It is a pleasure to follow the noble Lord, Lord King. We are here to take note of the UK’s withdrawal from the EU, which of course has not happened. I agree with my noble friend Lord Tugendhat that the divisive rhetoric that blames the fact we have not left on a remainer Parliament is entirely wrong. It is the Brexiters who have blocked Brexit. Sadly, extreme Brexiters have taken this Conservative Government further and further from compromise. After two years of negotiations, the withdrawal agreement negotiated with the EU was rejected by Parliament, but not because of remainers or the Opposition. In the third vote in March 2019, Hansard reports that 286 Members supported the withdrawal agreement, including the backstop, while 344 voted against—a 58-vote defeat for the Government. But 28 Conservatives and 10 Democratic Unionist Party Members voted against their Government. If these 38 had supported the deal, there would have been an 18-vote majority and we would presumably not be facing no deal now.

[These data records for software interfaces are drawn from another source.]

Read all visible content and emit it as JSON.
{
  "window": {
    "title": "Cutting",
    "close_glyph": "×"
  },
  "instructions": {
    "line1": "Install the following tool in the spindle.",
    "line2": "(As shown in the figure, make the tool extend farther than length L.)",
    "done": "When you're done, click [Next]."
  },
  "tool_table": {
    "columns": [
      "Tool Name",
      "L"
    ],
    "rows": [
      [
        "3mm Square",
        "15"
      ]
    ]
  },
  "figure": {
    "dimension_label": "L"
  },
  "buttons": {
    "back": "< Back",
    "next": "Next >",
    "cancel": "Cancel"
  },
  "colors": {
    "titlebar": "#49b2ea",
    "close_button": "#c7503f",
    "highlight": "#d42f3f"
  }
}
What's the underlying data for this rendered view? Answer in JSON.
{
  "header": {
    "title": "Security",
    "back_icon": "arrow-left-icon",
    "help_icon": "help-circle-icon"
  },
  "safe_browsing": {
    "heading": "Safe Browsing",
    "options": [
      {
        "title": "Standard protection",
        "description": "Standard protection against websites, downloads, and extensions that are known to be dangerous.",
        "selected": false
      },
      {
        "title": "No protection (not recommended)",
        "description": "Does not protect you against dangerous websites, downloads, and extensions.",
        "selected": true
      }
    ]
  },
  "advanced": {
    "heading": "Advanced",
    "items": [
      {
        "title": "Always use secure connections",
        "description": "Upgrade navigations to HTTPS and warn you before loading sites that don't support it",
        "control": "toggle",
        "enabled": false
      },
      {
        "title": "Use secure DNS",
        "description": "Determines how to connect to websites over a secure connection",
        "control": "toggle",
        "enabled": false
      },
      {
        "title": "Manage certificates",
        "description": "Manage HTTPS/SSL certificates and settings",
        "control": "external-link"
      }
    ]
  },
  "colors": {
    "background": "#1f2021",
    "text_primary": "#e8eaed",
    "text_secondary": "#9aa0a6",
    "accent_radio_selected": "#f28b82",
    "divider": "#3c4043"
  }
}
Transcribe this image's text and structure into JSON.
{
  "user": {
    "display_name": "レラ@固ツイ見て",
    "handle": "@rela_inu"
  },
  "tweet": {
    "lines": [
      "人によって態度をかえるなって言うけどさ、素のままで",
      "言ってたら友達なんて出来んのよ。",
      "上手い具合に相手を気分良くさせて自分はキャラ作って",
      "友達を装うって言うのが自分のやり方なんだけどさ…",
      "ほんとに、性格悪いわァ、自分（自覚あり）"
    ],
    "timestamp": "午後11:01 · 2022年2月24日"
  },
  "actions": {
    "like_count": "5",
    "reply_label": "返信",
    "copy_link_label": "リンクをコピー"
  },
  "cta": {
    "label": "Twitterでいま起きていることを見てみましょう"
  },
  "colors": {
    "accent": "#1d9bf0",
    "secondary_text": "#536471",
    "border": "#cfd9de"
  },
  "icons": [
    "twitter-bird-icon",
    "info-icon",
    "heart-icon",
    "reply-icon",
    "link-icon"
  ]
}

Since then, the current Prime Minister has apparently changed his mind and, despite voting for it in March, has decided that no deal is preferable to accepting the backstop. I have witnessed good colleagues resign the Whip or leave the Tory party altogether, and 21 brave MPs expelled for voting in the national interest against the no-deal Brexit that many agree would be catastrophic for our country and party. Like my noble friend Lord Cormack, I consider these MPs to be people of high integrity and true Conservatives, who should be part of a party that is traditionally a broad church, not a narrow sect that panders to a group of extremists who wish to override the will of Parliament and dismiss court rulings.

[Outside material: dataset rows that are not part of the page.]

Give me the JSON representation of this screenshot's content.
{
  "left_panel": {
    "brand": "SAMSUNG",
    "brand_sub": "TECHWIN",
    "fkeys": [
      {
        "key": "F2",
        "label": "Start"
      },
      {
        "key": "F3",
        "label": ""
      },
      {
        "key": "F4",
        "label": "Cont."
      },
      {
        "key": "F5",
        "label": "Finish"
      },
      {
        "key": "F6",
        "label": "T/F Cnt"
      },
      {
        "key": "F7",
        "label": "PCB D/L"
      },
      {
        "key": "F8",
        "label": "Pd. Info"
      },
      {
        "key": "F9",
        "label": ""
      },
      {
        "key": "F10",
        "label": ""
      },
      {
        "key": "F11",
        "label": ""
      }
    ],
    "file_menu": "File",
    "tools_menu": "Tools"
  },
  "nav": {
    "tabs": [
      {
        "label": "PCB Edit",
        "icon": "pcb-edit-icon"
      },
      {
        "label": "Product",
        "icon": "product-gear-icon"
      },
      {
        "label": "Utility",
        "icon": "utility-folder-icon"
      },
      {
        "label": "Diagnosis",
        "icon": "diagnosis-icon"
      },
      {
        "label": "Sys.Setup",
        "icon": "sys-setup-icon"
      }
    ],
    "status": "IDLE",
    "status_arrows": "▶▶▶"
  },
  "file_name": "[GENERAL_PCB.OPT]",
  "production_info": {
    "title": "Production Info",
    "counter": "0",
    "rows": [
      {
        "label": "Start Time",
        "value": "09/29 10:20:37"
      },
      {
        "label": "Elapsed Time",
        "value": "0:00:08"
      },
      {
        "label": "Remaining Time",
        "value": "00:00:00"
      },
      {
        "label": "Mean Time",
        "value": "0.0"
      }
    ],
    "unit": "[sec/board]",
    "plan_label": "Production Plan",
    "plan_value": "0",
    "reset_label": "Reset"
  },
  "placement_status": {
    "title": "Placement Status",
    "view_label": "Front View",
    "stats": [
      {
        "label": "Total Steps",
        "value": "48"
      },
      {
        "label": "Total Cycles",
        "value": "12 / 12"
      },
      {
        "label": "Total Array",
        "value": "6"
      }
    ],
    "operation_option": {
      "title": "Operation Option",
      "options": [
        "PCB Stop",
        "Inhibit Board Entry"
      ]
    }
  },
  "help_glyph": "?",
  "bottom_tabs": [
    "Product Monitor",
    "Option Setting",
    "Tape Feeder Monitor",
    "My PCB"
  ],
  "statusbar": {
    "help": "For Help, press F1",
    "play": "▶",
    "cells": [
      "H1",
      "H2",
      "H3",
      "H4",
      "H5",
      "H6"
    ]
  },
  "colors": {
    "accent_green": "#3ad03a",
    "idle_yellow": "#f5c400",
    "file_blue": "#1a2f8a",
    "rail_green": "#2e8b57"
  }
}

Thus far, I am grateful that Parliament and the courts are protecting normal democratic values against the extremes, but I fear politics is being put above democracy and economic logic. We must respect the result of the referendum, but we have done. Pandering to the Brexit Party or ERG extremists, and going back on one’s previous words, are not the normal Conservative values as I understood them. The Prime Minister, in his victory speech after the referendum, on 24 June 2016, declared:

“The most precious thing this country has given the world is the idea of parliamentary democracy”.

This is not just an idea; it is a reality. Our parliamentary democracy does not consist of pitting the public against Westminster and the courts. Parliament has rejected no deal time and again, and many on these Benches are incredulous at current events. Dismissing an 11:0 Supreme Court ruling as “wrong” scarcely squares with the Prime Minister’s pre-referendum promise to make British courts supreme.

Leaving with no deal has no democratic legitimacy. Michael Gove, in April 2016, assured referendum voters that the UK would continue to be part of the EU’s free trade zone. He stated:

“The suggestion that Bosnia, Serbia, Albania and Ukraine would remain part of this free-trade area—and Britain would be on the outside with just Belarus—is as credible as Jean-Claude Juncker joining UKIP”.

No deal means losing our free trade with the EU. As my noble friend the Minister said in his opening remarks that business should be ready for no deal, I ask him when the temporary tariff regime will be published. How will smaller businesses be supported, given that we are just four weeks from 31 October? Could he tell me if there is any democratic evidence that the British people insist that 31 October must be a hard Brexit deadline?

No deal is not the will of the people. For example, in the general election in 2017, more than 17 million people voted for parties opposed to no deal. In the 2019 EU elections, 54% of voters rejected no-deal parties. How does this square with the Prime Minister’s conference speech today that we must,

“dedicate ourselves again to that simple proposition that we are here to serve the democratic will of the British people”?

In his article after the 2016 referendum, the Prime Minister stated that 16 million wanted to remain, so:

“We who are part of this narrow majority … must reach out, we must heal, we must build bridges”— at that stage, I do not think he meant from Britain to Ireland—

“because it is clear that some have feelings of dismay, and of loss, and confusion”.

I totally support these sentiments, but what has happened to the man who penned them? Today’s supposed plans for the Irish border are, as many noble Lords have pointed out, not necessarily going to produce a deal. They do not seem to be designed to. Therefore, we are still heading either for an extension or no deal— 40 years of integration discarded.

Burke warned against sudden extreme change, so I finish with his wise words, which have helped me keep going in the face of so much madness:

“Never despair, but if you do, work on in despair”.